What needs to be done
Give back the full set of entries that follows, exactly as written.
/---
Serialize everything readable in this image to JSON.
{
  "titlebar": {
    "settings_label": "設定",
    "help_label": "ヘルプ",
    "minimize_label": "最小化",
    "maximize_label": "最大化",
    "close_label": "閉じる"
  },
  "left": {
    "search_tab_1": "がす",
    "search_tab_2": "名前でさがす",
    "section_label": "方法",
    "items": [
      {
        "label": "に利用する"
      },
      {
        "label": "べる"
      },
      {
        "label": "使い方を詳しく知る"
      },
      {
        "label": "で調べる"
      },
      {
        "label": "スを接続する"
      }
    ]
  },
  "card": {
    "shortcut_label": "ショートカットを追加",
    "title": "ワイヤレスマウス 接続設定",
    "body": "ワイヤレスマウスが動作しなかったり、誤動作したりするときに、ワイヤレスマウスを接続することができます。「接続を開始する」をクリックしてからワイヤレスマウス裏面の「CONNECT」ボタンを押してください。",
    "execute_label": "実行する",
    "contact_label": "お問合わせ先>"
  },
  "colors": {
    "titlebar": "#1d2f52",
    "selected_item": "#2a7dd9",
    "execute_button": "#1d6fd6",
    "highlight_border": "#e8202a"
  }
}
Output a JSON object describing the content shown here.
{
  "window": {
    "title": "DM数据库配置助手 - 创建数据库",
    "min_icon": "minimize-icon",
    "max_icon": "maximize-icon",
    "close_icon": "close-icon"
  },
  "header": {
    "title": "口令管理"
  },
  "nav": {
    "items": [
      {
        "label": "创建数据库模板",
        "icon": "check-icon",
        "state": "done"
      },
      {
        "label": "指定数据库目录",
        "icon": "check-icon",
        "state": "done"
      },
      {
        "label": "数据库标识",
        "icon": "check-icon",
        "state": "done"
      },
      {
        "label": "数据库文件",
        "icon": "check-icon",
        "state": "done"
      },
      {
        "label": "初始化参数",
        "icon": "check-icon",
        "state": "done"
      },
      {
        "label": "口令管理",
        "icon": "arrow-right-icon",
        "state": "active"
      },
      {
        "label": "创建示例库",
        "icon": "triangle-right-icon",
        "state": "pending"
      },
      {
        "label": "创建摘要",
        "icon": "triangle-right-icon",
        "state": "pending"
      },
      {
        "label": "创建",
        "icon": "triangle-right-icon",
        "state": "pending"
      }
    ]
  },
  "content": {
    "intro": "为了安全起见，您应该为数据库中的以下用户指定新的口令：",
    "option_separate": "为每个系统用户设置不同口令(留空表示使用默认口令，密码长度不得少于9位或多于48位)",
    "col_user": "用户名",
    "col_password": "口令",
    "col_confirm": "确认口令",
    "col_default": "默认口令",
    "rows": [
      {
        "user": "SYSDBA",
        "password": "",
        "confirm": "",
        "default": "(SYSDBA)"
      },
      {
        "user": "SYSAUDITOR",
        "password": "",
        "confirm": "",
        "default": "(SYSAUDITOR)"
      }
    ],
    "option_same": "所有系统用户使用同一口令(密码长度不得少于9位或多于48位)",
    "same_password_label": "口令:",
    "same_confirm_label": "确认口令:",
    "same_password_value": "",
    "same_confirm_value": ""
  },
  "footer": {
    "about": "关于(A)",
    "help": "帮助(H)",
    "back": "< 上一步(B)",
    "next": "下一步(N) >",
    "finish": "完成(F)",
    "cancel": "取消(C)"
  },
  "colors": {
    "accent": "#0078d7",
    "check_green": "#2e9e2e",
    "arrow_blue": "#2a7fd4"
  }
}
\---
Exercise response
Serialize everything readable in this image to JSON.
{
  "titlebar": {
    "settings_label": "設定",
    "help_label": "ヘルプ",
    "minimize_label": "最小化",
    "maximize_label": "最大化",
    "close_label": "閉じる"
  },
  "left": {
    "search_tab_1": "がす",
    "search_tab_2": "名前でさがす",
    "section_label": "方法",
    "items": [
      {
        "label": "に利用する"
      },
      {
        "label": "べる"
      },
      {
        "label": "使い方を詳しく知る"
      },
      {
        "label": "で調べる"
      },
      {
        "label": "スを接続する"
      }
    ]
  },
  "card": {
    "shortcut_label": "ショートカットを追加",
    "title": "ワイヤレスマウス 接続設定",
    "body": "ワイヤレスマウスが動作しなかったり、誤動作したりするときに、ワイヤレスマウスを接続することができます。「接続を開始する」をクリックしてからワイヤレスマウス裏面の「CONNECT」ボタンを押してください。",
    "execute_label": "実行する",
    "contact_label": "お問合わせ先>"
  },
  "colors": {
    "titlebar": "#1d2f52",
    "selected_item": "#2a7dd9",
    "execute_button": "#1d6fd6",
    "highlight_border": "#e8202a"
  }
}
Output a JSON object describing the content shown here.
{
  "window": {
    "title": "DM数据库配置助手 - 创建数据库",
    "min_icon": "minimize-icon",
    "max_icon": "maximize-icon",
    "close_icon": "close-icon"
  },
  "header": {
    "title": "口令管理"
  },
  "nav": {
    "items": [
      {
        "label": "创建数据库模板",
        "icon": "check-icon",
        "state": "done"
      },
      {
        "label": "指定数据库目录",
        "icon": "check-icon",
        "state": "done"
      },
      {
        "label": "数据库标识",
        "icon": "check-icon",
        "state": "done"
      },
      {
        "label": "数据库文件",
        "icon": "check-icon",
        "state": "done"
      },
      {
        "label": "初始化参数",
        "icon": "check-icon",
        "state": "done"
      },
      {
        "label": "口令管理",
        "icon": "arrow-right-icon",
        "state": "active"
      },
      {
        "label": "创建示例库",
        "icon": "triangle-right-icon",
        "state": "pending"
      },
      {
        "label": "创建摘要",
        "icon": "triangle-right-icon",
        "state": "pending"
      },
      {
        "label": "创建",
        "icon": "triangle-right-icon",
        "state": "pending"
      }
    ]
  },
  "content": {
    "intro": "为了安全起见，您应该为数据库中的以下用户指定新的口令：",
    "option_separate": "为每个系统用户设置不同口令(留空表示使用默认口令，密码长度不得少于9位或多于48位)",
    "col_user": "用户名",
    "col_password": "口令",
    "col_confirm": "确认口令",
    "col_default": "默认口令",
    "rows": [
      {
        "user": "SYSDBA",
        "password": "",
        "confirm": "",
        "default": "(SYSDBA)"
      },
      {
        "user": "SYSAUDITOR",
        "password": "",
        "confirm": "",
        "default": "(SYSAUDITOR)"
      }
    ],
    "option_same": "所有系统用户使用同一口令(密码长度不得少于9位或多于48位)",
    "same_password_label": "口令:",
    "same_confirm_label": "确认口令:",
    "same_password_value": "",
    "same_confirm_value": ""
  },
  "footer": {
    "about": "关于(A)",
    "help": "帮助(H)",
    "back": "< 上一步(B)",
    "next": "下一步(N) >",
    "finish": "完成(F)",
    "cancel": "取消(C)"
  },
  "colors": {
    "accent": "#0078d7",
    "check_green": "#2e9e2e",
    "arrow_blue": "#2a7fd4"
  }
}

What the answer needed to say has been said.